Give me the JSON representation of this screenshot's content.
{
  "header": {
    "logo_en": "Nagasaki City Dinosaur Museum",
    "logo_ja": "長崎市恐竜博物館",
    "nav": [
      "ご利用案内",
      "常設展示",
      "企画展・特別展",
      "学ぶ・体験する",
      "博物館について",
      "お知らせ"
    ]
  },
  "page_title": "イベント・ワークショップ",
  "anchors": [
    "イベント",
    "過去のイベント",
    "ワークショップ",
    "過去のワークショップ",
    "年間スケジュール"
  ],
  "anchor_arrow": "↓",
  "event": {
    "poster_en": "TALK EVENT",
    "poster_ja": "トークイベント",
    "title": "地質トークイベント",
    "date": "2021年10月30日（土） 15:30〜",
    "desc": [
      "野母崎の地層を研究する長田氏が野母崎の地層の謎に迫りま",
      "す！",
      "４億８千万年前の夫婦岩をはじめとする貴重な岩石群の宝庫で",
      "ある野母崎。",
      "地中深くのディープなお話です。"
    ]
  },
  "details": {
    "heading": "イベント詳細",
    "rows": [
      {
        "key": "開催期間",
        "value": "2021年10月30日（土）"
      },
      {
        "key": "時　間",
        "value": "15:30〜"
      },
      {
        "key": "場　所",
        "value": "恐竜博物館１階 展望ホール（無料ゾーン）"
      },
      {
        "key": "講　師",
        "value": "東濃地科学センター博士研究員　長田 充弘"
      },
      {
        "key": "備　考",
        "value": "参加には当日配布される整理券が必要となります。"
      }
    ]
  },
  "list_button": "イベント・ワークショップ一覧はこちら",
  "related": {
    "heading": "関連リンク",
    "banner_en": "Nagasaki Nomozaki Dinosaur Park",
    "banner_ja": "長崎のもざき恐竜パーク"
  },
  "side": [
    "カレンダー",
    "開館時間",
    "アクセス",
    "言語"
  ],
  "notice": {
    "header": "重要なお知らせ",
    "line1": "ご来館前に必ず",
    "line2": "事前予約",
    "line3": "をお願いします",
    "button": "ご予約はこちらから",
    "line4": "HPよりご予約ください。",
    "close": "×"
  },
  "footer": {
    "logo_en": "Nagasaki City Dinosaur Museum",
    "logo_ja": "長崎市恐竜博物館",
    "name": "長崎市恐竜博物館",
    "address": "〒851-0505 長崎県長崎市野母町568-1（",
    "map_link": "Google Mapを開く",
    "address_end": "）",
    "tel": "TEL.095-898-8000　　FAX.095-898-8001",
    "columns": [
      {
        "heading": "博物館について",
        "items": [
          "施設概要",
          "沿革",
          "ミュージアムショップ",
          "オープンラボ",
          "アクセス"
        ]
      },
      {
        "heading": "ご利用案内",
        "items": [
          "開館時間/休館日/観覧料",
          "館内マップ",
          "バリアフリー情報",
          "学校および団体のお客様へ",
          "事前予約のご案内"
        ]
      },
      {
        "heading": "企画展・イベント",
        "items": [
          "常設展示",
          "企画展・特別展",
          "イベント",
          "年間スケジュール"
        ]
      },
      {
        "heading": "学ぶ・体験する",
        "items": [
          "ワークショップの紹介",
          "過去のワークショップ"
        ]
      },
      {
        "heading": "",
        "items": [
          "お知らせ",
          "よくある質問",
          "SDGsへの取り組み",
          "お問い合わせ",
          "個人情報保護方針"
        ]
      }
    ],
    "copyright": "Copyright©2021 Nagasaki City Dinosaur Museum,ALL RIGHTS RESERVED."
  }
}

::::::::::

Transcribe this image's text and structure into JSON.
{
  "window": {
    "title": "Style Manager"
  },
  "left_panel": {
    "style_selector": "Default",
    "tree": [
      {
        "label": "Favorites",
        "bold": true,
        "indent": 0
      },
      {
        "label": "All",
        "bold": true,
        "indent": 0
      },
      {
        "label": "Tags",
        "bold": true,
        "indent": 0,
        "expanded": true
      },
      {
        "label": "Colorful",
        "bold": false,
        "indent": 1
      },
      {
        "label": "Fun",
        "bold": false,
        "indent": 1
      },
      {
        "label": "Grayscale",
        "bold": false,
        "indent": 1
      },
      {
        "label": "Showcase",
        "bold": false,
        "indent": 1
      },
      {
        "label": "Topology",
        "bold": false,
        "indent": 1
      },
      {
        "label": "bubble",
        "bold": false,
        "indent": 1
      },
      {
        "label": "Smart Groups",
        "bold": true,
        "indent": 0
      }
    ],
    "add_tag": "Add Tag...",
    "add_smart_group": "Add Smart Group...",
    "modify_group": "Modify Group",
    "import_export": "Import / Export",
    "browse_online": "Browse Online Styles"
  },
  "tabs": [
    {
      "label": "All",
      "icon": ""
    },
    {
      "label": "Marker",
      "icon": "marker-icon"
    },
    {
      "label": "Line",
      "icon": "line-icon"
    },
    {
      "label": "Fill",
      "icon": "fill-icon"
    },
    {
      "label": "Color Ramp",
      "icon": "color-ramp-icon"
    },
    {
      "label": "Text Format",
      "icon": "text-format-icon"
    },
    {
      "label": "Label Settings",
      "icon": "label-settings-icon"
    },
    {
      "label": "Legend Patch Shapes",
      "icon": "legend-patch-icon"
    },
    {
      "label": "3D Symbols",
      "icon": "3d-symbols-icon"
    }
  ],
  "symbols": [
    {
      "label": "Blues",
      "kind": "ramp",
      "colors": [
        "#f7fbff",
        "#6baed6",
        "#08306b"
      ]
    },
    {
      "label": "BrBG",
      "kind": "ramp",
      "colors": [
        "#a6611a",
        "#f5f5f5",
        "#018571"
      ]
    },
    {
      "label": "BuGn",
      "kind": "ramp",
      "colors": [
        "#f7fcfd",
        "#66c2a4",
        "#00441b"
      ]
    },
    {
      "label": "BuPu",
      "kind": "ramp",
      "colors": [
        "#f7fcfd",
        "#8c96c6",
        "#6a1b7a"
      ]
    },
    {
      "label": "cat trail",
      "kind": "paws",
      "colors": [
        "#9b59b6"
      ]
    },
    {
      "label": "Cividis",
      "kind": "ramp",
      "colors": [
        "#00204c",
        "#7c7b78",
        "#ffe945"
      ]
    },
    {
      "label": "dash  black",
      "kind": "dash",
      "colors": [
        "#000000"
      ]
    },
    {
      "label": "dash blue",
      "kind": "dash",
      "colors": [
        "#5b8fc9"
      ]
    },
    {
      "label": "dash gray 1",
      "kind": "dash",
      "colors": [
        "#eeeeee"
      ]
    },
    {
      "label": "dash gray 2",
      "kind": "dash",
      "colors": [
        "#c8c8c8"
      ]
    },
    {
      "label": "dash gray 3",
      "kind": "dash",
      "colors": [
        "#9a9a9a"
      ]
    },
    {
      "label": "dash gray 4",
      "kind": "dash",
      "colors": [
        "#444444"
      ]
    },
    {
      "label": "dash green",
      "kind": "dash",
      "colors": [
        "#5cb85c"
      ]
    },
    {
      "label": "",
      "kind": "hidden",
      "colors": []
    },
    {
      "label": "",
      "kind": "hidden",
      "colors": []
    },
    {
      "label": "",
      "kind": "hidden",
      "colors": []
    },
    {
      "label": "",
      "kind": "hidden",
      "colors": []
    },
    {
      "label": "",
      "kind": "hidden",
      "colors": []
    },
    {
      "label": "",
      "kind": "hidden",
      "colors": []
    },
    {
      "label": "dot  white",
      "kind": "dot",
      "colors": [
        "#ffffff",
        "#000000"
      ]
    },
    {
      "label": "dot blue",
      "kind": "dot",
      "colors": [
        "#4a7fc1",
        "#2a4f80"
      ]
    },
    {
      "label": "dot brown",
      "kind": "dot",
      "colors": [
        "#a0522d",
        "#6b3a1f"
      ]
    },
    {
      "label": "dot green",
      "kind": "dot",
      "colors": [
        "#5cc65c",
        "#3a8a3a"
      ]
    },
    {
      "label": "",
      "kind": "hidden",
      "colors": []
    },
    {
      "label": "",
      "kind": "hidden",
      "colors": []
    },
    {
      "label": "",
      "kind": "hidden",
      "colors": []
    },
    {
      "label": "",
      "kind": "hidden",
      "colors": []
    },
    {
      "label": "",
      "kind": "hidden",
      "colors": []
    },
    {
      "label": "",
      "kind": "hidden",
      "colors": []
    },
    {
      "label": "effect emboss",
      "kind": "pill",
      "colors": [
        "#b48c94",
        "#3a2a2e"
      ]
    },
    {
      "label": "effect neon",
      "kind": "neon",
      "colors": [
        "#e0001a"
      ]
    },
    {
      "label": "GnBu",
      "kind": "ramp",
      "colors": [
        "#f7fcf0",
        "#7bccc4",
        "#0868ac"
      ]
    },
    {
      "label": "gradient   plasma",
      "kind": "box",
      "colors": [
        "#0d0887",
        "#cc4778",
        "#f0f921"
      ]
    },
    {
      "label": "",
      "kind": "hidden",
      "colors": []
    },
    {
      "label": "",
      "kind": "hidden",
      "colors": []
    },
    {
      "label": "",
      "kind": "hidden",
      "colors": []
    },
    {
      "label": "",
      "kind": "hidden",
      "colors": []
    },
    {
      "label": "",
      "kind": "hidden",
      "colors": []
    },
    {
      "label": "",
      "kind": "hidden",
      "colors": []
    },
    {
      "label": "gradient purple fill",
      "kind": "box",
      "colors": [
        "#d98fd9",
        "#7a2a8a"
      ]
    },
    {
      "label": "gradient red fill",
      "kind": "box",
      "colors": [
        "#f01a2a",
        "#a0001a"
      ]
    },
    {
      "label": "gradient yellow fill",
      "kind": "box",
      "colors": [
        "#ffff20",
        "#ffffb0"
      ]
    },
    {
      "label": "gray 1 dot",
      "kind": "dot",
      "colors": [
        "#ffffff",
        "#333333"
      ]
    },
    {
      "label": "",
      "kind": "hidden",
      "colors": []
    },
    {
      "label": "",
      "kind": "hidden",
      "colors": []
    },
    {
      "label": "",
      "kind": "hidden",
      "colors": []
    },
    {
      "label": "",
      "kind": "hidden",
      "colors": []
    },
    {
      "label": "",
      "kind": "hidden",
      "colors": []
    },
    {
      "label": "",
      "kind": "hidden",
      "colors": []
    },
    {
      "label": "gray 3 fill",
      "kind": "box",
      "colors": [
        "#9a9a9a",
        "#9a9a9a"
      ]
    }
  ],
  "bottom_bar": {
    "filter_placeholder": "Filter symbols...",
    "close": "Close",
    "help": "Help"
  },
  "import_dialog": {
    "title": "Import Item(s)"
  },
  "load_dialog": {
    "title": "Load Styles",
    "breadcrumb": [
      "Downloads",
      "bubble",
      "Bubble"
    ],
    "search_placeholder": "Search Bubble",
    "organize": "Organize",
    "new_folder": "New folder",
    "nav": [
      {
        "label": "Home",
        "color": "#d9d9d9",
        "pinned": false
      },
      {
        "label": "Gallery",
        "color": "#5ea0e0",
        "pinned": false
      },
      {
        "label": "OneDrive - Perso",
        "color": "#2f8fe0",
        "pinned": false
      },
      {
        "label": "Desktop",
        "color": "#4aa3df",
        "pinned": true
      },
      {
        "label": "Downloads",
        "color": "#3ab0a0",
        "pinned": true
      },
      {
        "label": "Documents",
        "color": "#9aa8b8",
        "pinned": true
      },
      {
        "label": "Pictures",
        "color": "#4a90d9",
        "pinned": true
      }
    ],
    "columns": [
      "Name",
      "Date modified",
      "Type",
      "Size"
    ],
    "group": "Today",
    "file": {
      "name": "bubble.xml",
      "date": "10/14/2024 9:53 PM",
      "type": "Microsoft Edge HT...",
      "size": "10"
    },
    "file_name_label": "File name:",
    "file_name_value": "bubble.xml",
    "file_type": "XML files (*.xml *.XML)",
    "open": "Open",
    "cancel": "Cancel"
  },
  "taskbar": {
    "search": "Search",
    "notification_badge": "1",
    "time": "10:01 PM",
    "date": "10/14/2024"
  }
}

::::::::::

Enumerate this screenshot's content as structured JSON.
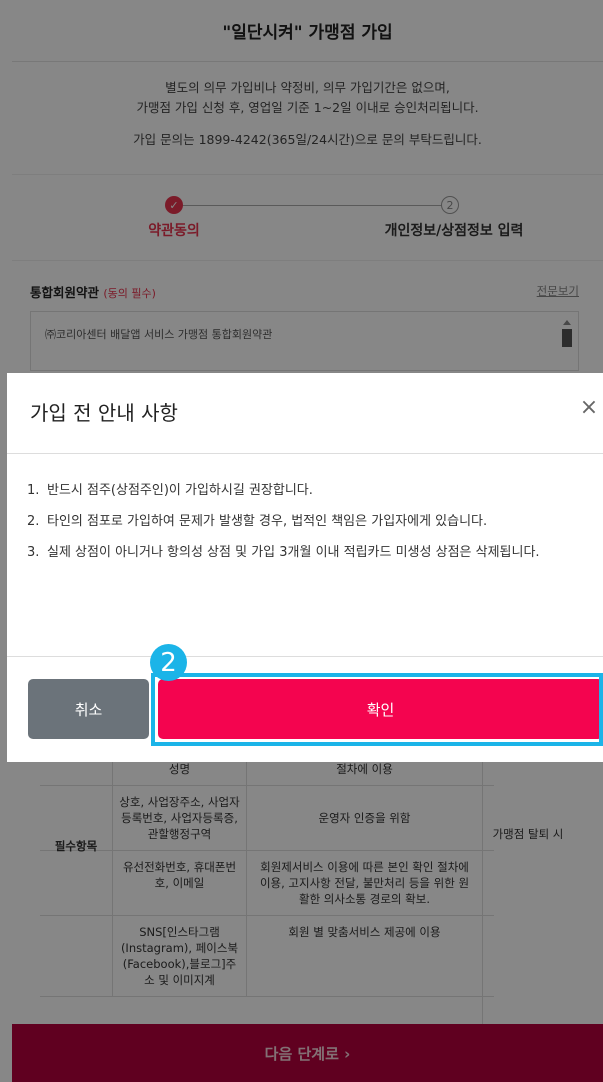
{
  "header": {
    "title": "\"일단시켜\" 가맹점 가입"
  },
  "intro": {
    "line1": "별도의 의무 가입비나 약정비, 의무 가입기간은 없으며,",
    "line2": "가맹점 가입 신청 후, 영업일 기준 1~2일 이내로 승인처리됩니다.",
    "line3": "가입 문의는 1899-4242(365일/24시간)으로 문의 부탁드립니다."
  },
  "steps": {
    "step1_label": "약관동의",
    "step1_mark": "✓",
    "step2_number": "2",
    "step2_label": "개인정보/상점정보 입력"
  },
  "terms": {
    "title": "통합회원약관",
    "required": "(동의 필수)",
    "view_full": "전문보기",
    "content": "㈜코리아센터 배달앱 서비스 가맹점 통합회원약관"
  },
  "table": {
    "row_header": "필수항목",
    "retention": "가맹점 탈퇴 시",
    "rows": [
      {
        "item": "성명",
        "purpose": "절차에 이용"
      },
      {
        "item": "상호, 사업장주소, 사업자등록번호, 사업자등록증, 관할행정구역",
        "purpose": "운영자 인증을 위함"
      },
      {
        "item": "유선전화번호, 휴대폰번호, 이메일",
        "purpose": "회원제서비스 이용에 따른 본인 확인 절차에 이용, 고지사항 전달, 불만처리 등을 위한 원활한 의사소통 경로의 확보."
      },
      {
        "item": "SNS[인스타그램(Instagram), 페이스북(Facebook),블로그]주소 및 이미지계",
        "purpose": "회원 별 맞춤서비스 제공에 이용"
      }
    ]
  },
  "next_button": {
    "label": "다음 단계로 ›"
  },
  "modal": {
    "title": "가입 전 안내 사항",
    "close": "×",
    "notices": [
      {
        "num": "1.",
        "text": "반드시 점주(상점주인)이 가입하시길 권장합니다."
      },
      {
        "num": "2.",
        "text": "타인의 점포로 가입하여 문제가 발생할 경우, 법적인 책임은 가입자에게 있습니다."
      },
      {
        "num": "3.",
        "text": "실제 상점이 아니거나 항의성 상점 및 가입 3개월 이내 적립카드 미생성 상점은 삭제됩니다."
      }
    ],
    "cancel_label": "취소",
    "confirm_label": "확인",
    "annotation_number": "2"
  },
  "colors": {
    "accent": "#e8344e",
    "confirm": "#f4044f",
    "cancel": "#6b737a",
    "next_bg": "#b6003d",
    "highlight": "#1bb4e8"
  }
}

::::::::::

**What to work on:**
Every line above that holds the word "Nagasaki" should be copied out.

**Response to the task:**
    "logo_en": "Nagasaki City Dinosaur Museum",
    "banner_en": "Nagasaki Nomozaki Dinosaur Park",
    "logo_en": "Nagasaki City Dinosaur Museum",
    "copyright": "Copyright©2021 Nagasaki City Dinosaur Museum,ALL RIGHTS RESERVED."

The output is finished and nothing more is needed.